Exercise details
Wherever a line in the records below contains "Returns", copy that line.

Records for the exercise
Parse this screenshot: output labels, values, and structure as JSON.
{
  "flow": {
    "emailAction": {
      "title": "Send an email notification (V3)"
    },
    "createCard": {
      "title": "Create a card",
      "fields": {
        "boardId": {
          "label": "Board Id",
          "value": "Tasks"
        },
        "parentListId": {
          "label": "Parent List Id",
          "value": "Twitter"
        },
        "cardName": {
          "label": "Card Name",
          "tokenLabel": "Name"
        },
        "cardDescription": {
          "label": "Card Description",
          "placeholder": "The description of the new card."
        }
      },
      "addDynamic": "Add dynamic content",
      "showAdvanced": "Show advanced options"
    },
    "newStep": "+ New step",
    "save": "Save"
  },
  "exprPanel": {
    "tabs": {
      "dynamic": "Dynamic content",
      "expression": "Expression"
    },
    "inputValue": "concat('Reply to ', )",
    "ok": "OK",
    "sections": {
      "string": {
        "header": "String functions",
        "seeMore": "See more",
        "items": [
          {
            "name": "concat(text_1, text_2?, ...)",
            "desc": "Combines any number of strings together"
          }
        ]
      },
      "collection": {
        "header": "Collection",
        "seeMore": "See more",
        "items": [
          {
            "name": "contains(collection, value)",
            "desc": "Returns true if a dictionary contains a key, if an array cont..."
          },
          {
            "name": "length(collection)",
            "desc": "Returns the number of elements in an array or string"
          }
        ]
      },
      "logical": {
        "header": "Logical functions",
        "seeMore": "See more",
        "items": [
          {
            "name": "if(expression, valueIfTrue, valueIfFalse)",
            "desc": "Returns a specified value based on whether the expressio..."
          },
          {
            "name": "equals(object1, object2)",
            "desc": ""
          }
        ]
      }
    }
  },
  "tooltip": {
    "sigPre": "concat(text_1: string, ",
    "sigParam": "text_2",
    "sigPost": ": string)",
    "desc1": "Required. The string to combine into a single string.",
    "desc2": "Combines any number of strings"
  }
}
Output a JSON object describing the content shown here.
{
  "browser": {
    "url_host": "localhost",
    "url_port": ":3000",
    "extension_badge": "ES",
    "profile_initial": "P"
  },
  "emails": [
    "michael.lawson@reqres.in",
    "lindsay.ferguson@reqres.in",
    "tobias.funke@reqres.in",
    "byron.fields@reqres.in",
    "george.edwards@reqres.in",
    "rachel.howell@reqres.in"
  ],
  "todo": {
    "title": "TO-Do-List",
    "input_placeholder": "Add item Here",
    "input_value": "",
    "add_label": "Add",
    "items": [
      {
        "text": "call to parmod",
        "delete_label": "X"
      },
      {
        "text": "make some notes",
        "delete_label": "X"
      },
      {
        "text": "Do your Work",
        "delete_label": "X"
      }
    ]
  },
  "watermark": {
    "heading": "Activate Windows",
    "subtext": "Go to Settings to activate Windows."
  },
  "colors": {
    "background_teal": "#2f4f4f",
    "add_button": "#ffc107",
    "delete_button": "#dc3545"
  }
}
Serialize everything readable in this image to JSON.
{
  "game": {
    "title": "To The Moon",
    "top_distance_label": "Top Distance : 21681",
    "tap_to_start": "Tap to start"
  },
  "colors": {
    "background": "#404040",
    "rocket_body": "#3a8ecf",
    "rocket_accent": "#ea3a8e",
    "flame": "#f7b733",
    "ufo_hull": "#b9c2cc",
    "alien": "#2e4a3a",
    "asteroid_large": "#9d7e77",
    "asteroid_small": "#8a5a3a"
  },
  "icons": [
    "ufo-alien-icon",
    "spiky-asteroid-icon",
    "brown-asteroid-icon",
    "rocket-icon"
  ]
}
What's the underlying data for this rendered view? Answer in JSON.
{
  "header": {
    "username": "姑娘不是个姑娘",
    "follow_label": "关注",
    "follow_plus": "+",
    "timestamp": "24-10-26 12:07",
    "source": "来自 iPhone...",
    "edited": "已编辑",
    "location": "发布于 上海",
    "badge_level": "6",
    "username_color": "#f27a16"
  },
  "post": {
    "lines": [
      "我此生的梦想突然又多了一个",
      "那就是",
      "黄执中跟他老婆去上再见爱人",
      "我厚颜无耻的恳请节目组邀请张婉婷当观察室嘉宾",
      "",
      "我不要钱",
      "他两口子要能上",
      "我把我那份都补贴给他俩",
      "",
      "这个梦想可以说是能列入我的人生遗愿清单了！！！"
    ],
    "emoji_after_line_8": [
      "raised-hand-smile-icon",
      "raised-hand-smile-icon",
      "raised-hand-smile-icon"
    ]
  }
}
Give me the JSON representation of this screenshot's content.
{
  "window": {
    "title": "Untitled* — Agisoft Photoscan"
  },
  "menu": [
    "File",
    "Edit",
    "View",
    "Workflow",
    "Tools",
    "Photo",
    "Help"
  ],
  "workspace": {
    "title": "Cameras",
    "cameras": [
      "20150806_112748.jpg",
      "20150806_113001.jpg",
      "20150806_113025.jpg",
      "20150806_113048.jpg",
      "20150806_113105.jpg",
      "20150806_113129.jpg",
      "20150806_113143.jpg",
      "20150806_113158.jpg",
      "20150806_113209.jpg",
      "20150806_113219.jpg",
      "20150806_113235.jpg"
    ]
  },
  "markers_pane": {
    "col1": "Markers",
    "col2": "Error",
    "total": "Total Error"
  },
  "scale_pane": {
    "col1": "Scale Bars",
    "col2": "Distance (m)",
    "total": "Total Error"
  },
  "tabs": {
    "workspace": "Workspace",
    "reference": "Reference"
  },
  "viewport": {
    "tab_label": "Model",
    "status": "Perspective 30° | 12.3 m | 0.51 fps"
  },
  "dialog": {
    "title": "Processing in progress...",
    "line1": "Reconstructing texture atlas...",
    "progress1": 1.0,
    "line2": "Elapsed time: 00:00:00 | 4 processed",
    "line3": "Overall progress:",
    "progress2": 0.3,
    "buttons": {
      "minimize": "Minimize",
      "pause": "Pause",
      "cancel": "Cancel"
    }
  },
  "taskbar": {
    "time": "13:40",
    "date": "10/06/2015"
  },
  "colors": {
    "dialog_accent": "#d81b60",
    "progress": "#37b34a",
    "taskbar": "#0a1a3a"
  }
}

Task answer
            "desc": "Returns true if a dictionary contains a key, if an array cont..."
            "desc": "Returns the number of elements in an array or string"
            "desc": "Returns a specified value based on whether the expressio..."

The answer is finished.